To explore the work experience of TCM practitioners who work in other than private practice settings, focusing particularly on the benefits and dilemmas of working in an integrated team and working with clients who do not pay directly for service.

Dr Suzanne Grant s.grant@westernsydney.edu.au

Complementary and integrative therapy education for medical doctors and allied health in Australia: a scoping review

 

Complementary therapies, such as acupuncture, herbal medicine, nutritional supplements and yoga, are used by more than half of the population. Research shows that patients frequently fail to disclose complementary therapy use to their health professionals, which may lead to harm. Health professionals such as GP's are well placed to advise patients on potential risks and benefits of complementary therapies in order to facilitate informed choice, however there is no systematic training in undergraduate or postgraduate curricula which allows doctors to perform this.

This project is a scoping review of current educational offerings which provide basic training to medical doctors and allied health professionals (such as nurses and pharmacists) in Australia. The aim of the project is to map the current state of complementary and integrative medicine training in Australia, identify gaps, and propose methods to address these gaps. The outcome of this project will inform a systematic and national approach to equip doctors and allied health professionals in quality patient care, by facilitating informed choice and reducing complications from undetected interactions and inappropriate use of complementary therapies.

Dr Carolyn Ee
c.ee@westernsydney.edu.au

Other emerging areas of complementary medicine research

NICM is also involved with a number of other areas of research including the identification of bioactive compounds found in natural products and complementary medicine approaches to addressing other common and problematic medical conditions. As with all other concentrations of research, these projects can have a focus of laboratory based work, clinical research, increasing an understanding of complementary medicine use or translating research into policy and practice. 
Development of new metal-based derivatives of natural products for medical applications

Associate Professor Chun Guang Li c.li@westernsydney.edu.au

Dr Feng Li
feng.li@westernsydney.edu.au

Australian medical honey and propolis - chemistry and bioactivity

The student will join a well-established research group at NICM to study Australian medical honey or propolis.
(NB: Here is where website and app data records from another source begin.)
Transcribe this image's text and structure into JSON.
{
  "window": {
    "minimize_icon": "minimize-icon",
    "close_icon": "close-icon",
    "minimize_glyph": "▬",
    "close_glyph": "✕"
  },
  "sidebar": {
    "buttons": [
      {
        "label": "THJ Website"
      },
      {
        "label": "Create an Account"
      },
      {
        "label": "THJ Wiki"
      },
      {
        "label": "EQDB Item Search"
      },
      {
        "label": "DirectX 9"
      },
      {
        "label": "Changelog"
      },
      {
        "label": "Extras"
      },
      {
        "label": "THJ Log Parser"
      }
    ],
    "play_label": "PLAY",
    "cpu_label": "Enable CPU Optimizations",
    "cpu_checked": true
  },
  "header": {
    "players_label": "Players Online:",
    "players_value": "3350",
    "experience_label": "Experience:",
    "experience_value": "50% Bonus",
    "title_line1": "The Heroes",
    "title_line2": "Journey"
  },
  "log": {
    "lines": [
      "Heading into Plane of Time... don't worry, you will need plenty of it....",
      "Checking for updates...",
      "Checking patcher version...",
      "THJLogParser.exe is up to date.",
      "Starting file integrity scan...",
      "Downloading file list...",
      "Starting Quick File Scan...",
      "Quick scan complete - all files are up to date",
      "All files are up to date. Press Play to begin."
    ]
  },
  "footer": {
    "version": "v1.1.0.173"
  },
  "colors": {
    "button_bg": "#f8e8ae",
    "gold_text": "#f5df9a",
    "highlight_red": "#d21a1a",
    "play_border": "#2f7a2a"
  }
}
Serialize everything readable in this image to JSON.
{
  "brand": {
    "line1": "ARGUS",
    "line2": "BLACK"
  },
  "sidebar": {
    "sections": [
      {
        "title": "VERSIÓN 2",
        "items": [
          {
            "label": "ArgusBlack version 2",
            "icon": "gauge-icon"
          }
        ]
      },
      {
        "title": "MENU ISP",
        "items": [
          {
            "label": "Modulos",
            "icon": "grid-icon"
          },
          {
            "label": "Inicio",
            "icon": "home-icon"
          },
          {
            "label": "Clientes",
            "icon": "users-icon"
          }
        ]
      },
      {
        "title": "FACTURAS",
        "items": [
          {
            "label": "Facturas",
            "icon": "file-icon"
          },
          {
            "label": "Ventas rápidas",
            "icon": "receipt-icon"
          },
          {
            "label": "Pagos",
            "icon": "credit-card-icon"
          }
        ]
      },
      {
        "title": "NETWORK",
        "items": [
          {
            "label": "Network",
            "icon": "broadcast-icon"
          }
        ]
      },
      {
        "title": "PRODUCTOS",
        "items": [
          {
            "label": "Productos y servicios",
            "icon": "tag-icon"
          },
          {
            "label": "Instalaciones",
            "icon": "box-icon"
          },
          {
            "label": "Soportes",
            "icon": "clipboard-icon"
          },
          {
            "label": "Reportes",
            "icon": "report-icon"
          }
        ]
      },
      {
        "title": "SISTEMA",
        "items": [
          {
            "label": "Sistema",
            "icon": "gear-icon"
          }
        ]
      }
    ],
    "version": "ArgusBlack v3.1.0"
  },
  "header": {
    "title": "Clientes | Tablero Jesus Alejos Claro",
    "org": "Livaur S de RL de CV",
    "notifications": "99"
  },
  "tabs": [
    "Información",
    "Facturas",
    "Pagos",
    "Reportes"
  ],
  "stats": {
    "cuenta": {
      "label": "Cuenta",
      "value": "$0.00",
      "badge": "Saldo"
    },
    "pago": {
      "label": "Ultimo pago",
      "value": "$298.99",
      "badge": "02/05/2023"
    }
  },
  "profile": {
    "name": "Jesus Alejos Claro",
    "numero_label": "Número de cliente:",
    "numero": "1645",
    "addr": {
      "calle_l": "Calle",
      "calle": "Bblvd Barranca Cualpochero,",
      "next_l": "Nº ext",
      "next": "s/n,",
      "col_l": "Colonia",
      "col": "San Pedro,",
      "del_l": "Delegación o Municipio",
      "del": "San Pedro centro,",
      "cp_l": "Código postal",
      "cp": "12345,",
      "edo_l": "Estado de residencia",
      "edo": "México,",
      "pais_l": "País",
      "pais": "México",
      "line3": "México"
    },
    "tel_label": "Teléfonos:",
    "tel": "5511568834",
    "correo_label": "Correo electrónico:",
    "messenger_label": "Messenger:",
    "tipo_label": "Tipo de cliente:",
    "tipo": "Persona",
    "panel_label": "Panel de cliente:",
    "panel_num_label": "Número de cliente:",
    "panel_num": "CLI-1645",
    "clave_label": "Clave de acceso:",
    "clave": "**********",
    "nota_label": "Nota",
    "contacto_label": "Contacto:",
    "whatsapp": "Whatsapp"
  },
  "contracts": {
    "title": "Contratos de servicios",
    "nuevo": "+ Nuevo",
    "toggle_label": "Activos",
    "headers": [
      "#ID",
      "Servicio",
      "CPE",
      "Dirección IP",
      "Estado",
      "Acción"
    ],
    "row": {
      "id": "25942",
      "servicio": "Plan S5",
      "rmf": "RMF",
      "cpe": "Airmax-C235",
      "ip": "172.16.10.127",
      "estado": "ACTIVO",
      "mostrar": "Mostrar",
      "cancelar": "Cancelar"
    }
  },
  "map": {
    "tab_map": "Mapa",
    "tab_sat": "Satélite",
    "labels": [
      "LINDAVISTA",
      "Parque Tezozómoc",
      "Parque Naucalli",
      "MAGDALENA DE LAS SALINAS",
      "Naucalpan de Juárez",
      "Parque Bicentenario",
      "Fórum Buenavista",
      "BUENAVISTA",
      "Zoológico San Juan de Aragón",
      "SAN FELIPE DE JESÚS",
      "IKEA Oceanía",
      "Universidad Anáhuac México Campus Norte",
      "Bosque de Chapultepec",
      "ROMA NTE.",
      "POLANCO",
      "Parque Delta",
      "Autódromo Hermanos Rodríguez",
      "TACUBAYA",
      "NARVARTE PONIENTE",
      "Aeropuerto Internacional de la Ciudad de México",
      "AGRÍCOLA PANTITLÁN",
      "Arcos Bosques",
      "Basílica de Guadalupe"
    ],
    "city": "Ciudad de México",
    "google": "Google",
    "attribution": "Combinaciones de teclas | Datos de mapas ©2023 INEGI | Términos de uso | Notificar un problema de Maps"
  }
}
This industry project will involve characterisation and identification of active molecules in Australian honey or propolis and study their antimicrobial, anti-inflammatory and anticancer activities. The research will enable the student to develop advanced analytical skills and bioassays to gain practical experience in solving real-world problems. Students with a strong chemistry background are encouraged to apply. Dr Li has conducted a number of research projects supported by ARC, NHMRC and various funding bodies, with more than 150 publications and 30 PhD and MSc competitions. There are strong links/collaborations between research theme groups at NICM.

Associate Professor Chun Guang Li
c.li@westernsydney.edu.au